Four days earlier, Odell Roberson Jr., 31, was shot to death in the 1000 block of 60th Street. Police suspected the murders were connected because of the circumstances and similarities of weapons used.

At least one case possibly linked to the bakery involves the kidnapping several weeks ago of some women whom a ransom was demanded for before they were able to escape, sources said.

And one of the shootings possibly resulted from a love triangle, sources said. The search and probable cause warrants served Friday were signed by a judge several days ago, authorities said.

Asst. Chief Howard Jordan said the warrants were obtained so that police could seek evidence needed ``to further our investigations into these different crimes.''

He said the men named in the probable cause warrants ``are very violent individuals who need to be in custody.'' More than 200 law enforcement officers, mainly from Oakland with assistance from the Alameda County Sheriff's Office, Fremont, Hayward, Livermore and Alameda police took part in the raids.

Jordan said none of the suspected crimes involving the organization happened in those other jurisdictions but their assistance was needed because Oakland police entry teams train with them.

A news conference is planned later today.

Your Black Muslim Bakery and its affiliated businesses, which fill several storefronts along both sides of San Pablo Avenue near the Emeryville and Berkeley borders, have long been alternately praised and vilified. Police said the Nation of Islam, an umbrella organization for Muslims nationwide, is not affiliated with the bakery. ``We do not have any reason to believe that the Nation of Islam is involved in any of this activity,'' said Assistant Chief Howard Jordan.

The late Black Muslim patriarch Yusuf Bey founded the bakery in 1968, building his organization on ideals of black empowerment, respect and self-reliance. For many years, he was highly regarded among many sectors of the community as a formidable businessman, trying to better the lives of young African-American men. His group grew beyond the bakery, eventually including a security company, dry cleaning stores, a school and a health and beauty store, becoming the most visible Black Muslim organization in the Bay Area.

Then a year before his death from cancer in 2003, the man who had once been seen as an upstanding role model for young black men was charged with 27 counts in the alleged rapes of four girls under the age of 14. He was awaiting trial on one of those charges when he died.

Through all this, he still had staunch supporters. But critics cited rumors of racism and violence related to Bey, his organization and his ``family'' of young black men.

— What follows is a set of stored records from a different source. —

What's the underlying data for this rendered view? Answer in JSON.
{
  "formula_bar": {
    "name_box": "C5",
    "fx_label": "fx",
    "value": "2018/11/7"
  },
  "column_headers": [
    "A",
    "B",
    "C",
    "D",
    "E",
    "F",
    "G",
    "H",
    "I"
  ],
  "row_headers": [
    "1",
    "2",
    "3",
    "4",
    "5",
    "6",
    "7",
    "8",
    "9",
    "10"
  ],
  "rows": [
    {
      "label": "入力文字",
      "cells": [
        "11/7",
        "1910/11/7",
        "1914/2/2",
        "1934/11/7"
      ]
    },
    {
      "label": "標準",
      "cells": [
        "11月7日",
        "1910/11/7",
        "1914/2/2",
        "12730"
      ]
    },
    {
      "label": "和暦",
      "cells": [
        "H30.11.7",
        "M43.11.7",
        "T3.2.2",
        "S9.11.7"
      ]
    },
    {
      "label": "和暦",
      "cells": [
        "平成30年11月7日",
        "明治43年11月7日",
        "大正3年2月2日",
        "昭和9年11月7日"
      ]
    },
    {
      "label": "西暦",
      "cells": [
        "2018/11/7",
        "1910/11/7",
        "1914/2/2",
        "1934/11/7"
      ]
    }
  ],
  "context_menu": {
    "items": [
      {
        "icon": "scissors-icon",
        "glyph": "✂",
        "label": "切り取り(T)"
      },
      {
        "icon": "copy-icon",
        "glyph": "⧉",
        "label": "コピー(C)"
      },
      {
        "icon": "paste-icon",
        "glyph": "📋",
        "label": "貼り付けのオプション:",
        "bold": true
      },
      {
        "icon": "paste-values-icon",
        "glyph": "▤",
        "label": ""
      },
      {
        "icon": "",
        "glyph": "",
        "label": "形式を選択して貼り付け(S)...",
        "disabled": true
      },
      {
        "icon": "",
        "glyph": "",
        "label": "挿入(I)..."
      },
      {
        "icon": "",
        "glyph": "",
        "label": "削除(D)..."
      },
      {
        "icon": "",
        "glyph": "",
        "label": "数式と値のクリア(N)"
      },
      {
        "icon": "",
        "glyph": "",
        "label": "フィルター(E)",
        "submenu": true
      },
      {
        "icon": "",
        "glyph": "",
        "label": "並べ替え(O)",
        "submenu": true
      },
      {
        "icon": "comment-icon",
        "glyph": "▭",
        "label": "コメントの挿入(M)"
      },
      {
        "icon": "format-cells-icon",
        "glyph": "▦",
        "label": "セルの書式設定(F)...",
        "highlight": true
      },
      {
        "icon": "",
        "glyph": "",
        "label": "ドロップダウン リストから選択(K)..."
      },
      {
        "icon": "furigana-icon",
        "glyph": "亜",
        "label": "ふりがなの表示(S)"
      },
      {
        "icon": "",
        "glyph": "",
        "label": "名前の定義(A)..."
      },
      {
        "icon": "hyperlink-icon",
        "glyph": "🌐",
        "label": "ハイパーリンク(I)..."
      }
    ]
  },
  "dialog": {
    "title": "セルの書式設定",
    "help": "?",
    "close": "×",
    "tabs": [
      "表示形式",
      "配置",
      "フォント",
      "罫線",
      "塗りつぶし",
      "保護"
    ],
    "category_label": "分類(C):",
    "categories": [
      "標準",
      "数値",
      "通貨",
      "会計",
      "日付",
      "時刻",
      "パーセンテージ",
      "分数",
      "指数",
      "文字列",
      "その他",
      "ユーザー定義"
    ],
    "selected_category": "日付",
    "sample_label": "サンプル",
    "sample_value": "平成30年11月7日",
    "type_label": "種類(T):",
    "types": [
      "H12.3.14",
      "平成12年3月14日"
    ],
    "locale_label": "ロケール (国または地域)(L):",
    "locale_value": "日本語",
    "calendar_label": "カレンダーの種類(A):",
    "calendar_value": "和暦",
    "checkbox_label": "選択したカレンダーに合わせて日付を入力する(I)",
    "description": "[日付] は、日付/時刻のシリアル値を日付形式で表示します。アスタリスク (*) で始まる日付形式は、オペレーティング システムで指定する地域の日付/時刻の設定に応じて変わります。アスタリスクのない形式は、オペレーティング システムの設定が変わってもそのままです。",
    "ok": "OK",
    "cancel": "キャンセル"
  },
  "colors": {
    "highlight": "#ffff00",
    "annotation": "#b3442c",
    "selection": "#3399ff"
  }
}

And since the elder Bey's death, some say the group has been deteriorating into a little more than a street gang suffering from an internal power struggle. Two heirs to Bey's leadership have been killed. The badly decomposed body of Waajid Aliawaad Bey, 51, was found in a shallow grave in the Oakland hills in 2004. He was the CEO of the bakery at the time.

Then Yusuf Bey's son Antar Bey, 23, was shot to death in 2005 in failed carjacking attempt at a gas station on Martin Luther King Jr. Way. And Bey's third successor, Yusuf Bey IV, 23 _ detained in Friday morning's raids _ has had numerous previous contacts with law enforcement. In a pending case, he is accused of leading a 2005 vandalism attack on two liquor stores in West Oakland. According to the charges, eyewitnesses identified Bey and others after viewing a security camera videotape that showed a group of men in black suits and bow ties smashing liquor cases and bottles of booze.

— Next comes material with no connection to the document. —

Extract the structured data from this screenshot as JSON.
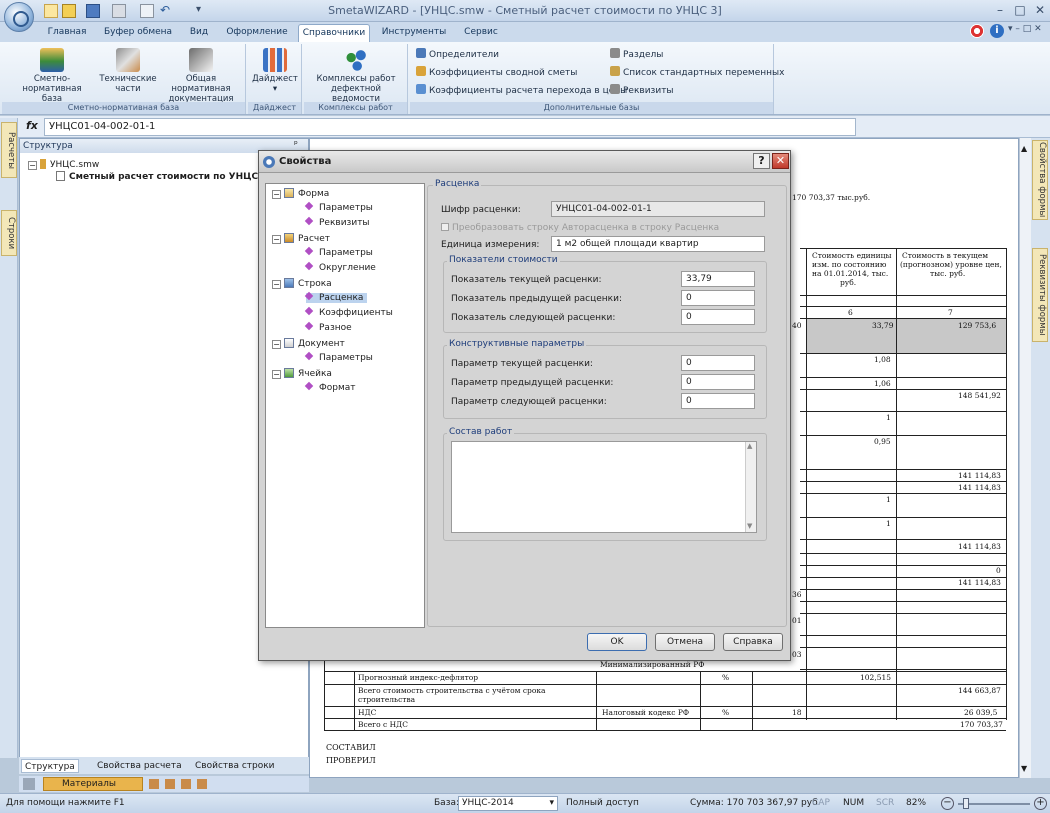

Police were told by store owners and employees that the vandals chastised clerks for selling alcohol to African Americans, which they said is against the tenets of their Muslim faith.

In addition, Bey IV was arrested in 2006 on assault charges in San Francisco after allegedly trying to run down three security guards with his car outside a nightclub. He has also missed several court dates.

Some say there is still good in the Muslim group, but that positive aspects of the elder Bey's legacy might be eclipsed by this current atmosphere of crime and violence.